TRY IT ▸ Restate exactly, and only, the lines from the one containing "Give me the" through the end of the entries, keeping both endpoints.

INPUT DATA ▸
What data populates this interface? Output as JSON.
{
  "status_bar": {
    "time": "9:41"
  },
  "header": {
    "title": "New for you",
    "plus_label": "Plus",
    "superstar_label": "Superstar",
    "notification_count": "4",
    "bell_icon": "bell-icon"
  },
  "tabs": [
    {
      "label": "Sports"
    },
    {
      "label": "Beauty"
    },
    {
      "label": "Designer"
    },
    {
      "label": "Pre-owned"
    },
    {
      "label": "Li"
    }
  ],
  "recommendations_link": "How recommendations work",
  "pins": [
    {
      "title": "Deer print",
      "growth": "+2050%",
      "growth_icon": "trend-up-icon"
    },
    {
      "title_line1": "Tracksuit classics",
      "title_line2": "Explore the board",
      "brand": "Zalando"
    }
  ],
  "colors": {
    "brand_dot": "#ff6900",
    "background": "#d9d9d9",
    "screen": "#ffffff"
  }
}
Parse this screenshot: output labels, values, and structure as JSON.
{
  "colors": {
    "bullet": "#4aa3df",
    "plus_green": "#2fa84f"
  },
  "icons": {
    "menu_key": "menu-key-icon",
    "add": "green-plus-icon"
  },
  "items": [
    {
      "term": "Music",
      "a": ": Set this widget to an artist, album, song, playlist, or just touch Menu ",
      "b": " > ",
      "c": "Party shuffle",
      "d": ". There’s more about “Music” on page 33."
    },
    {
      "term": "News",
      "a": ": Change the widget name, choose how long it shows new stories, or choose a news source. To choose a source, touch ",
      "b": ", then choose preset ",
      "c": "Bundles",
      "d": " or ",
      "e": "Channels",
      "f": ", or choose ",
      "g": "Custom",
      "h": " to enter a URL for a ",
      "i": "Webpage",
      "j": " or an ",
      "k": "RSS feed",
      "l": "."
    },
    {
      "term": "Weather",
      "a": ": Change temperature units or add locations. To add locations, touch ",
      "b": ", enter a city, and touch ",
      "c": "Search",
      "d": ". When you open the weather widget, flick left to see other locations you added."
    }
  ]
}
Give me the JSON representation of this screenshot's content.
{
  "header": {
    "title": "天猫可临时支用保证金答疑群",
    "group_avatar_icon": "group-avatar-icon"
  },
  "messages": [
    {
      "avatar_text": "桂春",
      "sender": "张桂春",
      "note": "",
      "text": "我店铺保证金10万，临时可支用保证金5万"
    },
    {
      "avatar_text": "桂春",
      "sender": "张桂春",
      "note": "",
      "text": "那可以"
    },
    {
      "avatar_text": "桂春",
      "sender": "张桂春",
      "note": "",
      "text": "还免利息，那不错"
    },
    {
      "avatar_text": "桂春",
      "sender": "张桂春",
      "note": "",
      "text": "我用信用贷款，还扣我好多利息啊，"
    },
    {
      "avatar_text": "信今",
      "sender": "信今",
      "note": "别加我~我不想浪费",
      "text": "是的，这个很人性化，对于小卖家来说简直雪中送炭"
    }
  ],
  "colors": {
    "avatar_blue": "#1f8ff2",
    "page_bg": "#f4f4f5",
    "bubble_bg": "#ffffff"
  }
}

SOLUTION TO THIS TASK ▸
Give me the JSON representation of this screenshot's content.
{
  "header": {
    "title": "天猫可临时支用保证金答疑群",
    "group_avatar_icon": "group-avatar-icon"
  },
  "messages": [
    {
      "avatar_text": "桂春",
      "sender": "张桂春",
      "note": "",
      "text": "我店铺保证金10万，临时可支用保证金5万"
    },
    {
      "avatar_text": "桂春",
      "sender": "张桂春",
      "note": "",
      "text": "那可以"
    },
    {
      "avatar_text": "桂春",
      "sender": "张桂春",
      "note": "",
      "text": "还免利息，那不错"
    },
    {
      "avatar_text": "桂春",
      "sender": "张桂春",
      "note": "",
      "text": "我用信用贷款，还扣我好多利息啊，"
    },
    {
      "avatar_text": "信今",
      "sender": "信今",
      "note": "别加我~我不想浪费",
      "text": "是的，这个很人性化，对于小卖家来说简直雪中送炭"
    }
  ],
  "colors": {
    "avatar_blue": "#1f8ff2",
    "page_bg": "#f4f4f5",
    "bubble_bg": "#ffffff"
  }
}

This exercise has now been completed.